Trial tests new non-surgical heart valve replacement

News

August 23rd, 2011 by Ric Hanson

A trial is underway at Mercy Medical Center in Des Moines on a heart valve replacement procedure that does not require opening up the patient’s chest. Cardiologist, Atul Chawla, says they are doing the procedure on patients with severe aortic stenosis, or failure of the aortic valve.

Chawla says a metallic cage that has pig tissue made into a valve on it is mounted on a catheter and the catheter is sent through a leg artery into the heart. Dr. Chawla says the new cage valve is then installed right into the diseased valve.

He says they go in with a balloon and dilate the old valve and then place the cage, which is self-expanding, and it opens up and pushes the old valve out of the way. Chawla says they are looking for up to 18-hundred patients who are interested in taking part in the trial.

Chawla says the trial is comparing this procedure with the standard procedure to see if it is the equivalent without having to open up the chest. The second part of the trial is examining whether this non-surgical procedure is better for patients who cannot have the one-heart operations. Chawla says the first couple of procedures have had great results.

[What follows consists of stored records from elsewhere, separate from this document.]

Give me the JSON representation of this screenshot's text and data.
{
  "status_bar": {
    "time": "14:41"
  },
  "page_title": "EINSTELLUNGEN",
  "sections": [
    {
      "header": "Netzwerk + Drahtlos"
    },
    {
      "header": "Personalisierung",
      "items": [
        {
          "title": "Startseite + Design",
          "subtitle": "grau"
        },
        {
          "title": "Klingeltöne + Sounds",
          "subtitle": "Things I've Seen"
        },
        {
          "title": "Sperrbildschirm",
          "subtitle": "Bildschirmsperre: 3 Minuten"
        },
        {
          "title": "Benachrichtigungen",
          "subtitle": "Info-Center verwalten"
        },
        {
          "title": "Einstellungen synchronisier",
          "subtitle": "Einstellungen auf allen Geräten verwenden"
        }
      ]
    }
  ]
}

He says the patients were discharged much earlier and much healthier than those who undergo the surgical procedure because there is not recovery from the surgery. Chawla says his first patient was sitting up and talking and having dinner three hours after the procedure. Chawla says they kept the first patient’s in the hospital for three days as a precaution, but someone could normally go home 48 hours after this procedure. The trial will continue into early spring or summer of next year, and then the F-D-A will evaluate the procedure and determine if it can be used.

Chawla says it usually takes the F-D-A six months to one year to analyze the data from a trial, as they like to have at least one year of follow up data. An F-D-A panel would then approve the procedure. The approval is usually given first for patients who can’t undergo the open-heart operation, and then later approved for all patients. Chawla says another non-surgical procedure that uses a totally different type of valve recently won F-D-A approval and should be available at the end of this year. The valve Chawla uses is called the Medtronic CoreValve, and you can find out more about participating in the trial at: www.aorticstenosistrial.com or by calling 515-802-4057.

(Radio Iowa)